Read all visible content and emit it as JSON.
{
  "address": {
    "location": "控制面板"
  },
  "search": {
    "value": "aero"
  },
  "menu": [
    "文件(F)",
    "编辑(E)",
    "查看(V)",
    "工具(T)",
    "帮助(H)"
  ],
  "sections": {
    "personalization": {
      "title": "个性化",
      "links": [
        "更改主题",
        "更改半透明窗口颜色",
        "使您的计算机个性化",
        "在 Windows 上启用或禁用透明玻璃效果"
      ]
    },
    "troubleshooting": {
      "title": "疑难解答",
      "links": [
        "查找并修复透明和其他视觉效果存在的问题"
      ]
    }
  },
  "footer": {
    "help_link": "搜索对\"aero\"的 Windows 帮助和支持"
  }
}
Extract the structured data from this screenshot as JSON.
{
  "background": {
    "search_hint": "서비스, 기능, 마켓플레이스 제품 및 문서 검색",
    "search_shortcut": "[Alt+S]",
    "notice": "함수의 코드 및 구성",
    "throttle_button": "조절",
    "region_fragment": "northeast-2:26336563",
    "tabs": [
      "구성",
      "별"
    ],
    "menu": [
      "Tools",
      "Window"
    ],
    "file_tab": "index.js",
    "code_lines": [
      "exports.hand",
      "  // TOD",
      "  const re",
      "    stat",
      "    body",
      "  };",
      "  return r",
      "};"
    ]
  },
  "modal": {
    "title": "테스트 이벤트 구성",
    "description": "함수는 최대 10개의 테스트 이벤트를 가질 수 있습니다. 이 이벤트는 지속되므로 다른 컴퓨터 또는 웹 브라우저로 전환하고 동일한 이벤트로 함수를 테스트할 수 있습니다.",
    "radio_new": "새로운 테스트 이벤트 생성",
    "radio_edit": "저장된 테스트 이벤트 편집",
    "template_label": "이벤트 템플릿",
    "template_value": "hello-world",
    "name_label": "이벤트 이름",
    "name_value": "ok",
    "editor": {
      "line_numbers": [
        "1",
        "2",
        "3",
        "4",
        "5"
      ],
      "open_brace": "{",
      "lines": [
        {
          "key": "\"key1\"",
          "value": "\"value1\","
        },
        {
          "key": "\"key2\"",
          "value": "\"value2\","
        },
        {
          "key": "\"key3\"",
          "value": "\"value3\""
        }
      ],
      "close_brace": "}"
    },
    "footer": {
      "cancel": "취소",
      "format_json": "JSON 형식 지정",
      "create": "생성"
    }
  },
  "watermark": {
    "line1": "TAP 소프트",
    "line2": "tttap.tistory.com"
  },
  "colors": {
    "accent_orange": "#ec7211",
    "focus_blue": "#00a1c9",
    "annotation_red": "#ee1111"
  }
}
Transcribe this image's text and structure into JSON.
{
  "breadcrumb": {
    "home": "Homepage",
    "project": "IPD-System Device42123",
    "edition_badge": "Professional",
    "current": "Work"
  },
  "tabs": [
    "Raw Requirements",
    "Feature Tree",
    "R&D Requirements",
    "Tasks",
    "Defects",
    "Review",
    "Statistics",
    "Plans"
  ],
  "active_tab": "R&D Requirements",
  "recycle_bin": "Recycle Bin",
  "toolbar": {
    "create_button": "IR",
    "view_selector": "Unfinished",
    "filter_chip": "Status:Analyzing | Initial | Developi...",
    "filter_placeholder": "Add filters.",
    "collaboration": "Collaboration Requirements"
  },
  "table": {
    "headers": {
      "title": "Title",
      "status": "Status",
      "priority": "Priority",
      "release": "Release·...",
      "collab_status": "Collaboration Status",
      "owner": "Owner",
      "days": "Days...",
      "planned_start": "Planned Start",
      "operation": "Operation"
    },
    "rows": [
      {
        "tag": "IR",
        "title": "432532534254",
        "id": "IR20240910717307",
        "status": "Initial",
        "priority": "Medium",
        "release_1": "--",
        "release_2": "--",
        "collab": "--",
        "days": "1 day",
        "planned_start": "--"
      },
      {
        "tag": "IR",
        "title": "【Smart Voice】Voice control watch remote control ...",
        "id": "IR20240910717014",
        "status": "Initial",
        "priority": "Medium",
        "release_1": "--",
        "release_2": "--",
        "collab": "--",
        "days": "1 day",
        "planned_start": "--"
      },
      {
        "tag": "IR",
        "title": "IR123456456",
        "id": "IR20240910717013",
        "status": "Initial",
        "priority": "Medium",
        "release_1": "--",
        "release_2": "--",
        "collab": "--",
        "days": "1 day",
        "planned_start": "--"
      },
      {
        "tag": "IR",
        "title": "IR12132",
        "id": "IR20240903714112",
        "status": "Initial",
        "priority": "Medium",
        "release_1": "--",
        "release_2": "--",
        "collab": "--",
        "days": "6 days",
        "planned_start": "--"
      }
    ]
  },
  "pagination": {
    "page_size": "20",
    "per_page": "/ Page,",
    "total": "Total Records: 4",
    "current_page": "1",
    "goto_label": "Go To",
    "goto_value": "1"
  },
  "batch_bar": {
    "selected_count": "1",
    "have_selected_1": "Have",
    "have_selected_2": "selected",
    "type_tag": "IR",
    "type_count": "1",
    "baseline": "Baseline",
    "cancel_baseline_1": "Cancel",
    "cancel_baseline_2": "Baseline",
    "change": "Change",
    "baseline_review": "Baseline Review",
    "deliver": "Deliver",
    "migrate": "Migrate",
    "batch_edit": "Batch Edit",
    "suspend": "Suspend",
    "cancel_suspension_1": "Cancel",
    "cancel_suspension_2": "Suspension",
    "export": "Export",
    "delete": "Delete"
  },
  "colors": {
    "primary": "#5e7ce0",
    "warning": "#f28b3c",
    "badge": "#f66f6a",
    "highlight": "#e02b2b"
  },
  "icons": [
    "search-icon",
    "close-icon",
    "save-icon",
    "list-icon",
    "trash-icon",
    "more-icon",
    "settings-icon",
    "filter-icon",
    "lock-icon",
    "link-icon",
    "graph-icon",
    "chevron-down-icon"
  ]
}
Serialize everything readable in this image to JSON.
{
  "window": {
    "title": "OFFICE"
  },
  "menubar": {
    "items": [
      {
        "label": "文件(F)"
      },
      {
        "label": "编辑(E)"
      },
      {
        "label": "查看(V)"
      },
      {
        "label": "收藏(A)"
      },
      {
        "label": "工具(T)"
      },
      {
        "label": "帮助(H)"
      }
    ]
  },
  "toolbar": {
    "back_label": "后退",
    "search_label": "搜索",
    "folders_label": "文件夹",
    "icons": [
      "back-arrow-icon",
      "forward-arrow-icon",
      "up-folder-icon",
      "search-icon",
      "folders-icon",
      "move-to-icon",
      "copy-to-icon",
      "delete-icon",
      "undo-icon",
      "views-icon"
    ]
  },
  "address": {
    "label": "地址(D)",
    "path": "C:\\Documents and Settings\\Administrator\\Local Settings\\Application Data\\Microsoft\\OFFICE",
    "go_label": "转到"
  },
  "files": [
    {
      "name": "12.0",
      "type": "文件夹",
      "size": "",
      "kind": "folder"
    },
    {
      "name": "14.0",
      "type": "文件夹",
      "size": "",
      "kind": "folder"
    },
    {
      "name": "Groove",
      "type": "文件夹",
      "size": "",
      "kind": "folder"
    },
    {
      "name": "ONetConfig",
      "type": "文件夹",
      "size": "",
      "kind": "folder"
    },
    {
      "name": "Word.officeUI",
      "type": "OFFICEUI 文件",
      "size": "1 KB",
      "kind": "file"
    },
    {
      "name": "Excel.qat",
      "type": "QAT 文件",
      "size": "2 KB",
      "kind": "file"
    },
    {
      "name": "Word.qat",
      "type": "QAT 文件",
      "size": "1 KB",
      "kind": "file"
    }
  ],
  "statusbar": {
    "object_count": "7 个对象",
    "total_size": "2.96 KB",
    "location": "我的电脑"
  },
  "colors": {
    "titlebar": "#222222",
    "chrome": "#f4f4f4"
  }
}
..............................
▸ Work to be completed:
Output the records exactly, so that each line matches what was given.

▸ Solution:
Read all visible content and emit it as JSON.
{
  "address": {
    "location": "控制面板"
  },
  "search": {
    "value": "aero"
  },
  "menu": [
    "文件(F)",
    "编辑(E)",
    "查看(V)",
    "工具(T)",
    "帮助(H)"
  ],
  "sections": {
    "personalization": {
      "title": "个性化",
      "links": [
        "更改主题",
        "更改半透明窗口颜色",
        "使您的计算机个性化",
        "在 Windows 上启用或禁用透明玻璃效果"
      ]
    },
    "troubleshooting": {
      "title": "疑难解答",
      "links": [
        "查找并修复透明和其他视觉效果存在的问题"
      ]
    }
  },
  "footer": {
    "help_link": "搜索对\"aero\"的 Windows 帮助和支持"
  }
}
Extract the structured data from this screenshot as JSON.
{
  "background": {
    "search_hint": "서비스, 기능, 마켓플레이스 제품 및 문서 검색",
    "search_shortcut": "[Alt+S]",
    "notice": "함수의 코드 및 구성",
    "throttle_button": "조절",
    "region_fragment": "northeast-2:26336563",
    "tabs": [
      "구성",
      "별"
    ],
    "menu": [
      "Tools",
      "Window"
    ],
    "file_tab": "index.js",
    "code_lines": [
      "exports.hand",
      "  // TOD",
      "  const re",
      "    stat",
      "    body",
      "  };",
      "  return r",
      "};"
    ]
  },
  "modal": {
    "title": "테스트 이벤트 구성",
    "description": "함수는 최대 10개의 테스트 이벤트를 가질 수 있습니다. 이 이벤트는 지속되므로 다른 컴퓨터 또는 웹 브라우저로 전환하고 동일한 이벤트로 함수를 테스트할 수 있습니다.",
    "radio_new": "새로운 테스트 이벤트 생성",
    "radio_edit": "저장된 테스트 이벤트 편집",
    "template_label": "이벤트 템플릿",
    "template_value": "hello-world",
    "name_label": "이벤트 이름",
    "name_value": "ok",
    "editor": {
      "line_numbers": [
        "1",
        "2",
        "3",
        "4",
        "5"
      ],
      "open_brace": "{",
      "lines": [
        {
          "key": "\"key1\"",
          "value": "\"value1\","
        },
        {
          "key": "\"key2\"",
          "value": "\"value2\","
        },
        {
          "key": "\"key3\"",
          "value": "\"value3\""
        }
      ],
      "close_brace": "}"
    },
    "footer": {
      "cancel": "취소",
      "format_json": "JSON 형식 지정",
      "create": "생성"
    }
  },
  "watermark": {
    "line1": "TAP 소프트",
    "line2": "tttap.tistory.com"
  },
  "colors": {
    "accent_orange": "#ec7211",
    "focus_blue": "#00a1c9",
    "annotation_red": "#ee1111"
  }
}
Transcribe this image's text and structure into JSON.
{
  "breadcrumb": {
    "home": "Homepage",
    "project": "IPD-System Device42123",
    "edition_badge": "Professional",
    "current": "Work"
  },
  "tabs": [
    "Raw Requirements",
    "Feature Tree",
    "R&D Requirements",
    "Tasks",
    "Defects",
    "Review",
    "Statistics",
    "Plans"
  ],
  "active_tab": "R&D Requirements",
  "recycle_bin": "Recycle Bin",
  "toolbar": {
    "create_button": "IR",
    "view_selector": "Unfinished",
    "filter_chip": "Status:Analyzing | Initial | Developi...",
    "filter_placeholder": "Add filters.",
    "collaboration": "Collaboration Requirements"
  },
  "table": {
    "headers": {
      "title": "Title",
      "status": "Status",
      "priority": "Priority",
      "release": "Release·...",
      "collab_status": "Collaboration Status",
      "owner": "Owner",
      "days": "Days...",
      "planned_start": "Planned Start",
      "operation": "Operation"
    },
    "rows": [
      {
        "tag": "IR",
        "title": "432532534254",
        "id": "IR20240910717307",
        "status": "Initial",
        "priority": "Medium",
        "release_1": "--",
        "release_2": "--",
        "collab": "--",
        "days": "1 day",
        "planned_start": "--"
      },
      {
        "tag": "IR",
        "title": "【Smart Voice】Voice control watch remote control ...",
        "id": "IR20240910717014",
        "status": "Initial",
        "priority": "Medium",
        "release_1": "--",
        "release_2": "--",
        "collab": "--",
        "days": "1 day",
        "planned_start": "--"
      },
      {
        "tag": "IR",
        "title": "IR123456456",
        "id": "IR20240910717013",
        "status": "Initial",
        "priority": "Medium",
        "release_1": "--",
        "release_2": "--",
        "collab": "--",
        "days": "1 day",
        "planned_start": "--"
      },
      {
        "tag": "IR",
        "title": "IR12132",
        "id": "IR20240903714112",
        "status": "Initial",
        "priority": "Medium",
        "release_1": "--",
        "release_2": "--",
        "collab": "--",
        "days": "6 days",
        "planned_start": "--"
      }
    ]
  },
  "pagination": {
    "page_size": "20",
    "per_page": "/ Page,",
    "total": "Total Records: 4",
    "current_page": "1",
    "goto_label": "Go To",
    "goto_value": "1"
  },
  "batch_bar": {
    "selected_count": "1",
    "have_selected_1": "Have",
    "have_selected_2": "selected",
    "type_tag": "IR",
    "type_count": "1",
    "baseline": "Baseline",
    "cancel_baseline_1": "Cancel",
    "cancel_baseline_2": "Baseline",
    "change": "Change",
    "baseline_review": "Baseline Review",
    "deliver": "Deliver",
    "migrate": "Migrate",
    "batch_edit": "Batch Edit",
    "suspend": "Suspend",
    "cancel_suspension_1": "Cancel",
    "cancel_suspension_2": "Suspension",
    "export": "Export",
    "delete": "Delete"
  },
  "colors": {
    "primary": "#5e7ce0",
    "warning": "#f28b3c",
    "badge": "#f66f6a",
    "highlight": "#e02b2b"
  },
  "icons": [
    "search-icon",
    "close-icon",
    "save-icon",
    "list-icon",
    "trash-icon",
    "more-icon",
    "settings-icon",
    "filter-icon",
    "lock-icon",
    "link-icon",
    "graph-icon",
    "chevron-down-icon"
  ]
}
Serialize everything readable in this image to JSON.
{
  "window": {
    "title": "OFFICE"
  },
  "menubar": {
    "items": [
      {
        "label": "文件(F)"
      },
      {
        "label": "编辑(E)"
      },
      {
        "label": "查看(V)"
      },
      {
        "label": "收藏(A)"
      },
      {
        "label": "工具(T)"
      },
      {
        "label": "帮助(H)"
      }
    ]
  },
  "toolbar": {
    "back_label": "后退",
    "search_label": "搜索",
    "folders_label": "文件夹",
    "icons": [
      "back-arrow-icon",
      "forward-arrow-icon",
      "up-folder-icon",
      "search-icon",
      "folders-icon",
      "move-to-icon",
      "copy-to-icon",
      "delete-icon",
      "undo-icon",
      "views-icon"
    ]
  },
  "address": {
    "label": "地址(D)",
    "path": "C:\\Documents and Settings\\Administrator\\Local Settings\\Application Data\\Microsoft\\OFFICE",
    "go_label": "转到"
  },
  "files": [
    {
      "name": "12.0",
      "type": "文件夹",
      "size": "",
      "kind": "folder"
    },
    {
      "name": "14.0",
      "type": "文件夹",
      "size": "",
      "kind": "folder"
    },
    {
      "name": "Groove",
      "type": "文件夹",
      "size": "",
      "kind": "folder"
    },
    {
      "name": "ONetConfig",
      "type": "文件夹",
      "size": "",
      "kind": "folder"
    },
    {
      "name": "Word.officeUI",
      "type": "OFFICEUI 文件",
      "size": "1 KB",
      "kind": "file"
    },
    {
      "name": "Excel.qat",
      "type": "QAT 文件",
      "size": "2 KB",
      "kind": "file"
    },
    {
      "name": "Word.qat",
      "type": "QAT 文件",
      "size": "1 KB",
      "kind": "file"
    }
  ],
  "statusbar": {
    "object_count": "7 个对象",
    "total_size": "2.96 KB",
    "location": "我的电脑"
  },
  "colors": {
    "titlebar": "#222222",
    "chrome": "#f4f4f4"
  }
}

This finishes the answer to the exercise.